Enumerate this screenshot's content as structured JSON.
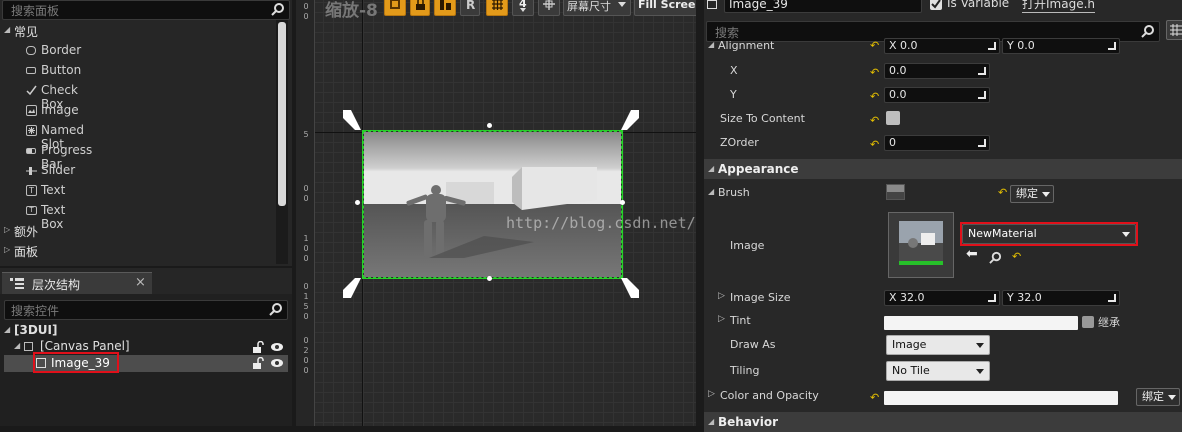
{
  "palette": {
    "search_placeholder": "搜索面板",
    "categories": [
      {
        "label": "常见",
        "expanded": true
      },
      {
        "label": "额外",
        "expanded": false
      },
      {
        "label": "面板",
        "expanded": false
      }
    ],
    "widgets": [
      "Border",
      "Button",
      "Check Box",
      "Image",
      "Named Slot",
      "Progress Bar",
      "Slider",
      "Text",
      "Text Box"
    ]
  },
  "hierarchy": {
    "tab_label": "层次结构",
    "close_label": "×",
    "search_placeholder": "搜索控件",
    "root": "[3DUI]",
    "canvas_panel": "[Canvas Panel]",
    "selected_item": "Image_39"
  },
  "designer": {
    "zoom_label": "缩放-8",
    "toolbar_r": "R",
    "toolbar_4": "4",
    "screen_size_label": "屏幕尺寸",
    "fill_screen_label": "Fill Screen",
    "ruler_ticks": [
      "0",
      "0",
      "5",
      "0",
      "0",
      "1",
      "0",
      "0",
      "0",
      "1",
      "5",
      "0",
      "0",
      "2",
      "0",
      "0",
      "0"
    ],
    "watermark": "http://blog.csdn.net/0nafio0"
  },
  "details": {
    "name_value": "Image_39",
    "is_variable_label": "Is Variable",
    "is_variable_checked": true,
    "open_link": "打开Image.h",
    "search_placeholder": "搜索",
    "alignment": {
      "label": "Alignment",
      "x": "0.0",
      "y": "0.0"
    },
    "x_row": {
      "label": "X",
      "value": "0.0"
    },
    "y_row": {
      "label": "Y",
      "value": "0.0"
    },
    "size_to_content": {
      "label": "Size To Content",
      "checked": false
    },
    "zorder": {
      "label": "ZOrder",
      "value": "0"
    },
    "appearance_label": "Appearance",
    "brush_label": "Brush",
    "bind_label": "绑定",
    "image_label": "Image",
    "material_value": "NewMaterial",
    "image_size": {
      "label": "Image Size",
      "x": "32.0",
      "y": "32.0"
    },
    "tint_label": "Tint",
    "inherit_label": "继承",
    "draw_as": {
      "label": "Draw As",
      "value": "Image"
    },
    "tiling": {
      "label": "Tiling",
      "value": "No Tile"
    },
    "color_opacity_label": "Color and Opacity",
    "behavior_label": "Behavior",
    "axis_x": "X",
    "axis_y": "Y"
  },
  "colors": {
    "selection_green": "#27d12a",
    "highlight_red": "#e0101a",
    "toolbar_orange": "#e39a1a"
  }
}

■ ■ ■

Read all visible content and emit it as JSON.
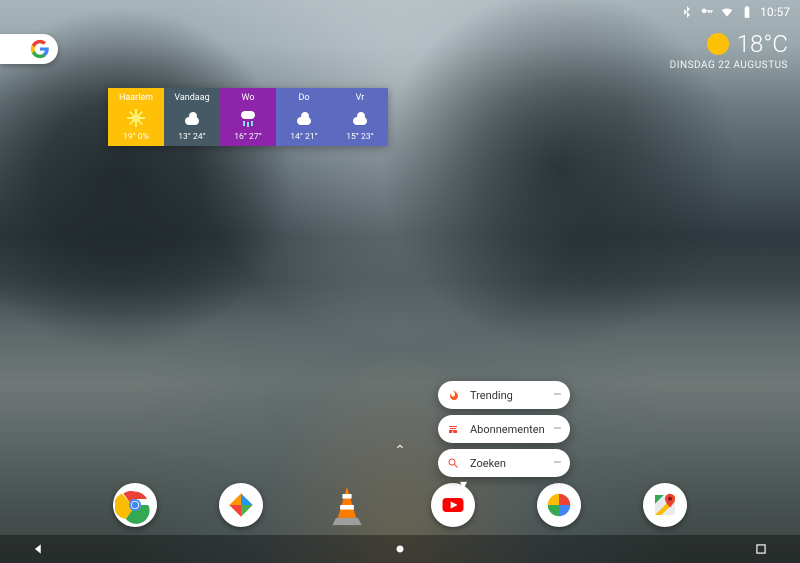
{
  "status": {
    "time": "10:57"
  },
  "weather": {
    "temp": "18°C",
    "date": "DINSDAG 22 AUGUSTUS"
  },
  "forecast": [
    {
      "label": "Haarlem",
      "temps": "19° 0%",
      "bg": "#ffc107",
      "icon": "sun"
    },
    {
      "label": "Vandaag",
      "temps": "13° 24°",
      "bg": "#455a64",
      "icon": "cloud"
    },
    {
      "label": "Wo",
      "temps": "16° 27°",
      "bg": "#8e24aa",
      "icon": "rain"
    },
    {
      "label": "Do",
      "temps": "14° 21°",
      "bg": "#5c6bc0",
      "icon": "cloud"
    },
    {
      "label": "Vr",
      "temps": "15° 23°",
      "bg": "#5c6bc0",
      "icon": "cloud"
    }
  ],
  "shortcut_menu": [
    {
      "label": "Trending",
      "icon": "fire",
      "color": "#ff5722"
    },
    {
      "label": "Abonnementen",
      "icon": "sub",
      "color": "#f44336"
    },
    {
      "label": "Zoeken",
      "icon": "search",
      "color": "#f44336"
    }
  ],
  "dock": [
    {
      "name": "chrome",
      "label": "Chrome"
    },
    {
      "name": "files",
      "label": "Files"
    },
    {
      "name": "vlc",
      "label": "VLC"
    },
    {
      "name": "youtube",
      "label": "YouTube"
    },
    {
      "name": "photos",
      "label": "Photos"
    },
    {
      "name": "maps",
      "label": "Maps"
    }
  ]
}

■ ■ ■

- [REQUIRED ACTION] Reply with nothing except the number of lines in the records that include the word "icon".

- [PROBLEM SOLUTION] 8